Native tribal chief Jemuel Perino mentioned the success of native initiatives, supported by the UN Improvement Programme (UNDP) Adaption Fund Local weather Change Innovation Accelerator (AFCIA), in educating his neighborhood on efficient prevention and mitigation strategies to cope with the rising impacts of local weather change.
“The indigenous cultural communities have their very own centuries-old data, techniques, and practices and have saved them alive,” Mr. Perino mentioned. “Within the Philippines, the Authorities is selling their use in environmental safety and conservation.”
Chairman of the Council of Elders of the Bukidnon Umayamnon neighborhood, Mr. Perino has seen the influence of local weather change up shut. Erosion, deforestation, and biodiversity loss have emerged as key threats with devastating implications for the tradition, youth, and livelihoods of his folks.
“Within the Philippines, most of our forest lands and headwaters fall inside the ancestral domains of the varied indigenous cultural communities,” he mentioned. “There’s a actual want for the world to totally acknowledge their vital contributions in conserving the setting that advantages the complete inhabitants.”
Local weather change is exacting a heavy toll on Filipinos’ lives, properties, and livelihoods. Left unaddressed, it might hamper the nation’s ambition of turning into an upper-middle-income nation by 2040.
Many farmers have reported longer and extra extreme durations of drought and rainfall than beforehand thought-about regular. Floods worn out greater than a dozen homes of neighborhood members alongside the Pulangi River in 2012 and 2013.
“Since then, the Pulangi River has been flooding yearly,” Mr. Perino mentioned. “In 2022, the river precipitated a lot riverbank erosion that it was widened by about 50 meters from its common width.”
A number of indices rank the nation as amongst these most affected by excessive local weather occasions. Over the previous decade, extremely damaging typhoons have hit virtually yearly, with associated annual losses estimated at 1.2 per cent of total gross home product (GDP).

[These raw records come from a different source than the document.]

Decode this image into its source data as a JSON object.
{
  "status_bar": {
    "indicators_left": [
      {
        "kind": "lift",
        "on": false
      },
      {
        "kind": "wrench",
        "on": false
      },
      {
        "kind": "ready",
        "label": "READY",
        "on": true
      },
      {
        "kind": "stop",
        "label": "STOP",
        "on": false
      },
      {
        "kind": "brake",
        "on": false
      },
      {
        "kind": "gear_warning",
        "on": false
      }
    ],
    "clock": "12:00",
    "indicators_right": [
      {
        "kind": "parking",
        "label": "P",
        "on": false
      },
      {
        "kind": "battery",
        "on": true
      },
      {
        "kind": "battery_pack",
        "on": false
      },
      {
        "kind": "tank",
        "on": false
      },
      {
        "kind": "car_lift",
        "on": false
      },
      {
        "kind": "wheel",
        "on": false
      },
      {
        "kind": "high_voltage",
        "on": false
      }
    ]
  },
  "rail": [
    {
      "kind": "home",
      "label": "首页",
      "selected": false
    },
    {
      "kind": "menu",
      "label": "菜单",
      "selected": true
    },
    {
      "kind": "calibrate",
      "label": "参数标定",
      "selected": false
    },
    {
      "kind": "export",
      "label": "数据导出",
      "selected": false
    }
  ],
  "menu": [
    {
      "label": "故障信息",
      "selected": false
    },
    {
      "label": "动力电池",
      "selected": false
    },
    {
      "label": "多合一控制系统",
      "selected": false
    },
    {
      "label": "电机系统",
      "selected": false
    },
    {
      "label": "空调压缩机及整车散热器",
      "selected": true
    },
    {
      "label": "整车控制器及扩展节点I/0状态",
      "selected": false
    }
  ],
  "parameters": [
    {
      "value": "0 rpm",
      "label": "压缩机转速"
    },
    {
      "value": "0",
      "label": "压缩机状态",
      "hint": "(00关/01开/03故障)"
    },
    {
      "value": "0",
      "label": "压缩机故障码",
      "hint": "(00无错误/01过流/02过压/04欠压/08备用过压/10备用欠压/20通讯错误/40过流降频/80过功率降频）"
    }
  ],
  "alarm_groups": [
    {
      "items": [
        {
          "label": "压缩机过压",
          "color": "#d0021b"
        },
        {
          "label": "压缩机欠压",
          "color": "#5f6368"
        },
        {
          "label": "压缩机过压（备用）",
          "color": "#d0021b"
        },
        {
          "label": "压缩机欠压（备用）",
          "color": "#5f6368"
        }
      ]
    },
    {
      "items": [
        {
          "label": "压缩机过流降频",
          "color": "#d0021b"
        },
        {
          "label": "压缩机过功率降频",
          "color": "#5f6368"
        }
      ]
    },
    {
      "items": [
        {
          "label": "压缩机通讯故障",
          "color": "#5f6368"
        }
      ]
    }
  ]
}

In July, Hurricane Doksuri introduced widespread flooding and landslides to the Philippines, killing a minimum of 39 folks and forcing 12,000 folks from their properties.
‘A way of cultural satisfaction and pleasure’
To fight the rising impacts of local weather change within the area, Mr. Perino coordinates a locally-organized venture beneath the community-based organisation, Bukidnon Umayamnon Tribe Kapu-unan To mga Datu (BUKDA).
Supported by the UN by way of an AFICIA grant, the venture additionally seeks to sort out deforestation and air pollution whereas producing sustainable earnings for indigenous peoples by selling the planting of bamboo and cocoa by native farmers in Mindanao. That features coaching folks on cultivating, harvesting, and advertising and marketing.
Highlighting the worth of bamboo in defending the forest by serving to to forestall erosion and serving to restore degraded soil, Mr. Perino defined that the initiative is slated to plant 20 hectares of vegetation alongside the Pulangi River. Bamboo can also be favoured by the neighborhood to, amongst different issues, construct homes which are extra proof against floods and storms, he added.
After creating new bamboo and cocoa plantations in July 2022, farmers have already began to learn. The venture is presently offering earnings to farmers by way of non permanent labour alternatives and is supporting households to purchase meals and different fundamental objects.
“Since we obtained AFCIA help,” Mr. Perino mentioned, “we might see a couple of advantages in our neighborhood, comparable to earnings from employment on account of land safety, a way of cultural satisfaction and pleasure that we will contribute to the mitigation of local weather change impacts and have hope that the as soon as barren and idle land of the indigenous peoples will sooner or later be our refuge from the damaging impacts of local weather change and be a supply of our monetary sustainability together with our subsequent generations.”